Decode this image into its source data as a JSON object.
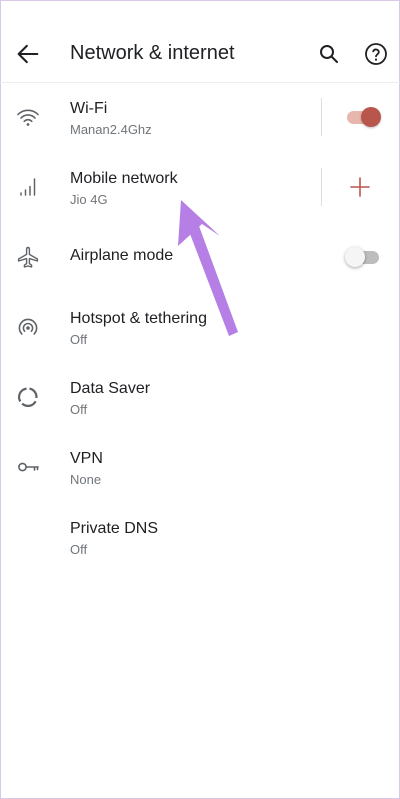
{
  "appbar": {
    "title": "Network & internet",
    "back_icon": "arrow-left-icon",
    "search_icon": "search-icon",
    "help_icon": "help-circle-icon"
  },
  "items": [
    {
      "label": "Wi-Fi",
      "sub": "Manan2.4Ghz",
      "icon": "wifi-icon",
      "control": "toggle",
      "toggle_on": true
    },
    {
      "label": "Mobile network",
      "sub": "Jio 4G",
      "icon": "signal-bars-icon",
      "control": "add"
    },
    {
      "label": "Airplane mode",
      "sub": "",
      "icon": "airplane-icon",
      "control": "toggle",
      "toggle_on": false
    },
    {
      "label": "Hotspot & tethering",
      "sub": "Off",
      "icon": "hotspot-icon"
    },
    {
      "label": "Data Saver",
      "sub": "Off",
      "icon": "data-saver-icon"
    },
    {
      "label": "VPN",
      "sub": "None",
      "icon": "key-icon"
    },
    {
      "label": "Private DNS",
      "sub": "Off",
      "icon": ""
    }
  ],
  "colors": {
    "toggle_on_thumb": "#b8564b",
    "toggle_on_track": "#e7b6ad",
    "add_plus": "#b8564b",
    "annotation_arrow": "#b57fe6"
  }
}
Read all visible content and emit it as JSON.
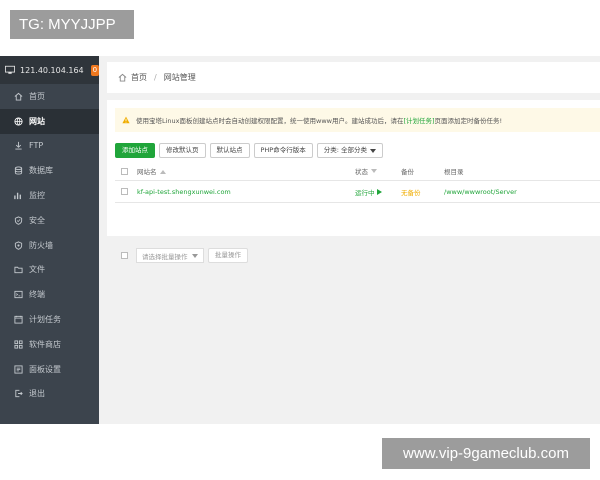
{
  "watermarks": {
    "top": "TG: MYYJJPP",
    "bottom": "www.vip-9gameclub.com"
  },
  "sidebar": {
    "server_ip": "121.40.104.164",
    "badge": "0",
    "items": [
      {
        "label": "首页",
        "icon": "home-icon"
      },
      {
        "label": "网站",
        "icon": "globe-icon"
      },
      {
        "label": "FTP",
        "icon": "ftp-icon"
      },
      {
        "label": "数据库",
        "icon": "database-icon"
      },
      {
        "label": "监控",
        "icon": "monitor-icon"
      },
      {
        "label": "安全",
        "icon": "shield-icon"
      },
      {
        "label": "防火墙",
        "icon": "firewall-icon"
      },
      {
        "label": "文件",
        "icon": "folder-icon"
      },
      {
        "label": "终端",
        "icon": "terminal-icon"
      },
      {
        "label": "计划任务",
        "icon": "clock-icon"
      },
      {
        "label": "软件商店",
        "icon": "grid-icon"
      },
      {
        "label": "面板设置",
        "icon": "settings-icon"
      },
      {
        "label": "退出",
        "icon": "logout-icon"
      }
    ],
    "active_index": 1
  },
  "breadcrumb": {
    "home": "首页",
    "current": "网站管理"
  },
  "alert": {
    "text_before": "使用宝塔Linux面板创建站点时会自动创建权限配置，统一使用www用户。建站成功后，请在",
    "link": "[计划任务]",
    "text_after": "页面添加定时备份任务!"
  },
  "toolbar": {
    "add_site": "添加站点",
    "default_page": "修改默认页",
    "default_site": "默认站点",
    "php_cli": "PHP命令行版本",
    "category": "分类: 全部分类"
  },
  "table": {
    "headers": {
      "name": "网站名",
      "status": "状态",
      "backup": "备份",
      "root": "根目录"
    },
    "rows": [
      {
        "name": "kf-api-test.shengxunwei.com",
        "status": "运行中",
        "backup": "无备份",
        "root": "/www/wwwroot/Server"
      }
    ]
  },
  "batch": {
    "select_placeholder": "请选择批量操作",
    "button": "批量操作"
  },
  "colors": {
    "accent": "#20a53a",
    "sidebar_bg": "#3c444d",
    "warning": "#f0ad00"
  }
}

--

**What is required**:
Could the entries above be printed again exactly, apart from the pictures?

**Result of the task**:
Decode this image into its source data as a JSON object.
{
  "appbar": {
    "title": "Network & internet",
    "back_icon": "arrow-left-icon",
    "search_icon": "search-icon",
    "help_icon": "help-circle-icon"
  },
  "items": [
    {
      "label": "Wi-Fi",
      "sub": "Manan2.4Ghz",
      "icon": "wifi-icon",
      "control": "toggle",
      "toggle_on": true
    },
    {
      "label": "Mobile network",
      "sub": "Jio 4G",
      "icon": "signal-bars-icon",
      "control": "add"
    },
    {
      "label": "Airplane mode",
      "sub": "",
      "icon": "airplane-icon",
      "control": "toggle",
      "toggle_on": false
    },
    {
      "label": "Hotspot & tethering",
      "sub": "Off",
      "icon": "hotspot-icon"
    },
    {
      "label": "Data Saver",
      "sub": "Off",
      "icon": "data-saver-icon"
    },
    {
      "label": "VPN",
      "sub": "None",
      "icon": "key-icon"
    },
    {
      "label": "Private DNS",
      "sub": "Off",
      "icon": ""
    }
  ],
  "colors": {
    "toggle_on_thumb": "#b8564b",
    "toggle_on_track": "#e7b6ad",
    "add_plus": "#b8564b",
    "annotation_arrow": "#b57fe6"
  }
}
Read all visible content and emit it as JSON.
{
  "watermarks": {
    "top": "TG: MYYJJPP",
    "bottom": "www.vip-9gameclub.com"
  },
  "sidebar": {
    "server_ip": "121.40.104.164",
    "badge": "0",
    "items": [
      {
        "label": "首页",
        "icon": "home-icon"
      },
      {
        "label": "网站",
        "icon": "globe-icon"
      },
      {
        "label": "FTP",
        "icon": "ftp-icon"
      },
      {
        "label": "数据库",
        "icon": "database-icon"
      },
      {
        "label": "监控",
        "icon": "monitor-icon"
      },
      {
        "label": "安全",
        "icon": "shield-icon"
      },
      {
        "label": "防火墙",
        "icon": "firewall-icon"
      },
      {
        "label": "文件",
        "icon": "folder-icon"
      },
      {
        "label": "终端",
        "icon": "terminal-icon"
      },
      {
        "label": "计划任务",
        "icon": "clock-icon"
      },
      {
        "label": "软件商店",
        "icon": "grid-icon"
      },
      {
        "label": "面板设置",
        "icon": "settings-icon"
      },
      {
        "label": "退出",
        "icon": "logout-icon"
      }
    ],
    "active_index": 1
  },
  "breadcrumb": {
    "home": "首页",
    "current": "网站管理"
  },
  "alert": {
    "text_before": "使用宝塔Linux面板创建站点时会自动创建权限配置，统一使用www用户。建站成功后，请在",
    "link": "[计划任务]",
    "text_after": "页面添加定时备份任务!"
  },
  "toolbar": {
    "add_site": "添加站点",
    "default_page": "修改默认页",
    "default_site": "默认站点",
    "php_cli": "PHP命令行版本",
    "category": "分类: 全部分类"
  },
  "table": {
    "headers": {
      "name": "网站名",
      "status": "状态",
      "backup": "备份",
      "root": "根目录"
    },
    "rows": [
      {
        "name": "kf-api-test.shengxunwei.com",
        "status": "运行中",
        "backup": "无备份",
        "root": "/www/wwwroot/Server"
      }
    ]
  },
  "batch": {
    "select_placeholder": "请选择批量操作",
    "button": "批量操作"
  },
  "colors": {
    "accent": "#20a53a",
    "sidebar_bg": "#3c444d",
    "warning": "#f0ad00"
  }
}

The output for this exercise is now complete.